BEGIN Exercise data

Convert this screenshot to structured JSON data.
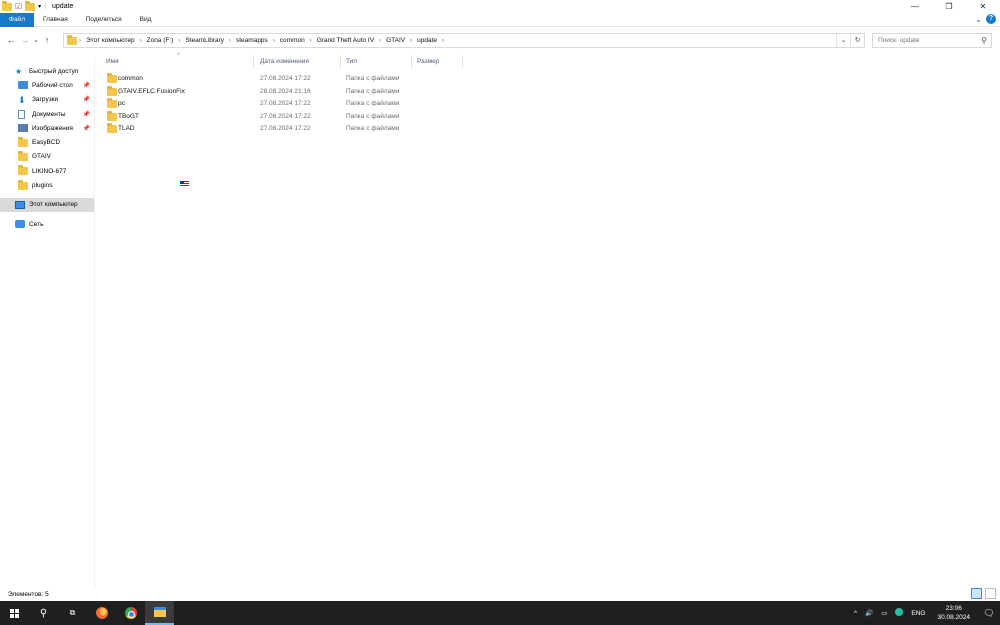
{
  "window": {
    "title": "update",
    "minimize": "—",
    "restore": "❐",
    "close": "✕"
  },
  "ribbon": {
    "tabs": [
      "Файл",
      "Главная",
      "Поделиться",
      "Вид"
    ],
    "expand": "⌄",
    "help": "?"
  },
  "address": {
    "back": "←",
    "forward": "→",
    "recent": "⌄",
    "up": "↑",
    "crumbs": [
      "Этот компьютер",
      "Zona (F:)",
      "SteamLibrary",
      "steamapps",
      "common",
      "Grand Theft Auto IV",
      "GTAIV",
      "update"
    ],
    "dropdown": "⌄",
    "refresh": "↻",
    "search_placeholder": "Поиск: update"
  },
  "nav": {
    "quick_access": "Быстрый доступ",
    "pinned": [
      {
        "label": "Рабочий стол",
        "icon": "desktop-icon"
      },
      {
        "label": "Загрузки",
        "icon": "downloads-icon"
      },
      {
        "label": "Документы",
        "icon": "documents-icon"
      },
      {
        "label": "Изображения",
        "icon": "pictures-icon"
      }
    ],
    "folders": [
      "EasyBCD",
      "GTAIV",
      "LIKINO-677",
      "plugins"
    ],
    "this_pc": "Этот компьютер",
    "network": "Сеть"
  },
  "columns": {
    "name": "Имя",
    "date": "Дата изменения",
    "type": "Тип",
    "size": "Размер"
  },
  "files": [
    {
      "name": "common",
      "date": "27.08.2024 17:22",
      "type": "Папка с файлами"
    },
    {
      "name": "GTAIV.EFLC.FusionFix",
      "date": "28.08.2024 21:16",
      "type": "Папка с файлами"
    },
    {
      "name": "pc",
      "date": "27.08.2024 17:22",
      "type": "Папка с файлами"
    },
    {
      "name": "TBoGT",
      "date": "27.08.2024 17:22",
      "type": "Папка с файлами"
    },
    {
      "name": "TLAD",
      "date": "27.08.2024 17:22",
      "type": "Папка с файлами"
    }
  ],
  "status": {
    "items": "Элементов: 5"
  },
  "taskbar": {
    "lang": "ENG",
    "time": "23:06",
    "date": "30.08.2024",
    "chevron": "^",
    "volume": "🔊"
  }
}
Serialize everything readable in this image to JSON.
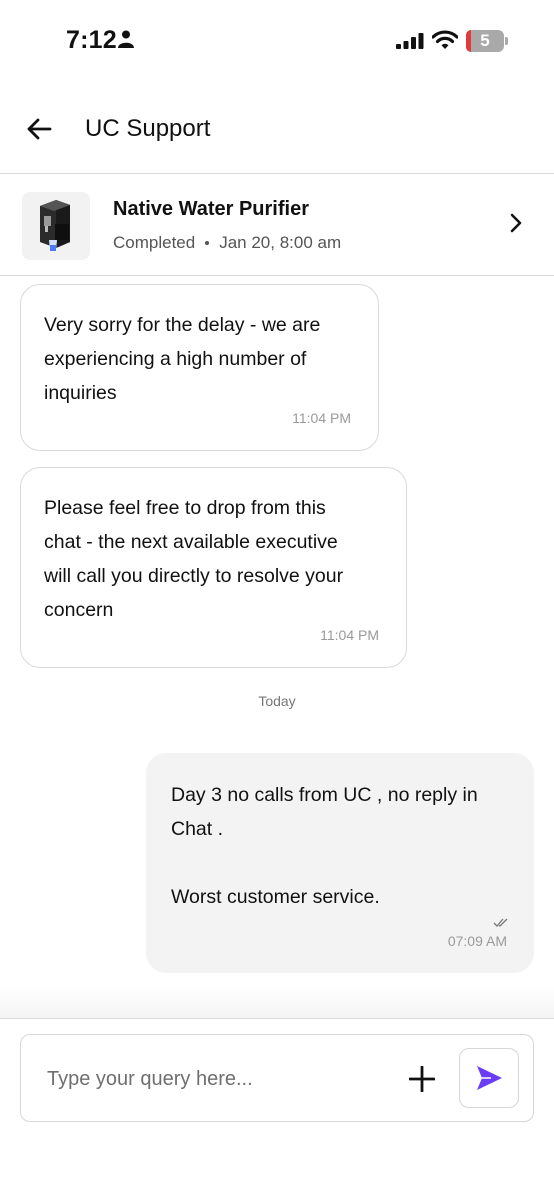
{
  "status_bar": {
    "time": "7:12",
    "battery_level": "5",
    "icons": [
      "person-icon",
      "cellular-signal-icon",
      "wifi-icon",
      "battery-icon"
    ]
  },
  "header": {
    "title": "UC Support",
    "back_icon": "arrow-left-icon"
  },
  "booking": {
    "name": "Native Water Purifier",
    "status": "Completed",
    "date": "Jan 20, 8:00 am",
    "thumb_icon": "water-purifier-icon",
    "chevron_icon": "chevron-right-icon"
  },
  "messages": [
    {
      "direction": "incoming",
      "lines": [
        "Very sorry for the delay - we are",
        "experiencing a high number of",
        "inquiries"
      ],
      "time": "11:04 PM"
    },
    {
      "direction": "incoming",
      "lines": [
        "Please feel free to drop from this",
        "chat - the next available executive",
        "will call you directly to resolve your",
        "concern"
      ],
      "time": "11:04 PM"
    },
    {
      "direction": "outgoing",
      "lines": [
        "Day 3 no calls from UC , no reply in",
        "Chat .",
        "",
        "Worst customer service."
      ],
      "time": "07:09 AM",
      "read_icon": "double-check-icon"
    }
  ],
  "day_separator": "Today",
  "composer": {
    "placeholder": "Type your query here...",
    "value": "",
    "plus_icon": "plus-icon",
    "send_icon": "send-icon"
  },
  "colors": {
    "accent": "#6a3cf5",
    "outgoing_bubble": "#f3f3f3",
    "border": "#d9d9d9",
    "timestamp": "#9a9a9a",
    "battery_low": "#e03a3a"
  }
}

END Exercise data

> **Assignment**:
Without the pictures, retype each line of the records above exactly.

> **Response to the exercise**:
Convert this screenshot to structured JSON data.
{
  "window": {
    "title": "update",
    "minimize": "—",
    "restore": "❐",
    "close": "✕"
  },
  "ribbon": {
    "tabs": [
      "Файл",
      "Главная",
      "Поделиться",
      "Вид"
    ],
    "expand": "⌄",
    "help": "?"
  },
  "address": {
    "back": "←",
    "forward": "→",
    "recent": "⌄",
    "up": "↑",
    "crumbs": [
      "Этот компьютер",
      "Zona (F:)",
      "SteamLibrary",
      "steamapps",
      "common",
      "Grand Theft Auto IV",
      "GTAIV",
      "update"
    ],
    "dropdown": "⌄",
    "refresh": "↻",
    "search_placeholder": "Поиск: update"
  },
  "nav": {
    "quick_access": "Быстрый доступ",
    "pinned": [
      {
        "label": "Рабочий стол",
        "icon": "desktop-icon"
      },
      {
        "label": "Загрузки",
        "icon": "downloads-icon"
      },
      {
        "label": "Документы",
        "icon": "documents-icon"
      },
      {
        "label": "Изображения",
        "icon": "pictures-icon"
      }
    ],
    "folders": [
      "EasyBCD",
      "GTAIV",
      "LIKINO-677",
      "plugins"
    ],
    "this_pc": "Этот компьютер",
    "network": "Сеть"
  },
  "columns": {
    "name": "Имя",
    "date": "Дата изменения",
    "type": "Тип",
    "size": "Размер"
  },
  "files": [
    {
      "name": "common",
      "date": "27.08.2024 17:22",
      "type": "Папка с файлами"
    },
    {
      "name": "GTAIV.EFLC.FusionFix",
      "date": "28.08.2024 21:16",
      "type": "Папка с файлами"
    },
    {
      "name": "pc",
      "date": "27.08.2024 17:22",
      "type": "Папка с файлами"
    },
    {
      "name": "TBoGT",
      "date": "27.08.2024 17:22",
      "type": "Папка с файлами"
    },
    {
      "name": "TLAD",
      "date": "27.08.2024 17:22",
      "type": "Папка с файлами"
    }
  ],
  "status": {
    "items": "Элементов: 5"
  },
  "taskbar": {
    "lang": "ENG",
    "time": "23:06",
    "date": "30.08.2024",
    "chevron": "^",
    "volume": "🔊"
  }
}
Serialize everything readable in this image to JSON.
{
  "status_bar": {
    "time": "7:12",
    "battery_level": "5",
    "icons": [
      "person-icon",
      "cellular-signal-icon",
      "wifi-icon",
      "battery-icon"
    ]
  },
  "header": {
    "title": "UC Support",
    "back_icon": "arrow-left-icon"
  },
  "booking": {
    "name": "Native Water Purifier",
    "status": "Completed",
    "date": "Jan 20, 8:00 am",
    "thumb_icon": "water-purifier-icon",
    "chevron_icon": "chevron-right-icon"
  },
  "messages": [
    {
      "direction": "incoming",
      "lines": [
        "Very sorry for the delay - we are",
        "experiencing a high number of",
        "inquiries"
      ],
      "time": "11:04 PM"
    },
    {
      "direction": "incoming",
      "lines": [
        "Please feel free to drop from this",
        "chat - the next available executive",
        "will call you directly to resolve your",
        "concern"
      ],
      "time": "11:04 PM"
    },
    {
      "direction": "outgoing",
      "lines": [
        "Day 3 no calls from UC , no reply in",
        "Chat .",
        "",
        "Worst customer service."
      ],
      "time": "07:09 AM",
      "read_icon": "double-check-icon"
    }
  ],
  "day_separator": "Today",
  "composer": {
    "placeholder": "Type your query here...",
    "value": "",
    "plus_icon": "plus-icon",
    "send_icon": "send-icon"
  },
  "colors": {
    "accent": "#6a3cf5",
    "outgoing_bubble": "#f3f3f3",
    "border": "#d9d9d9",
    "timestamp": "#9a9a9a",
    "battery_low": "#e03a3a"
  }
}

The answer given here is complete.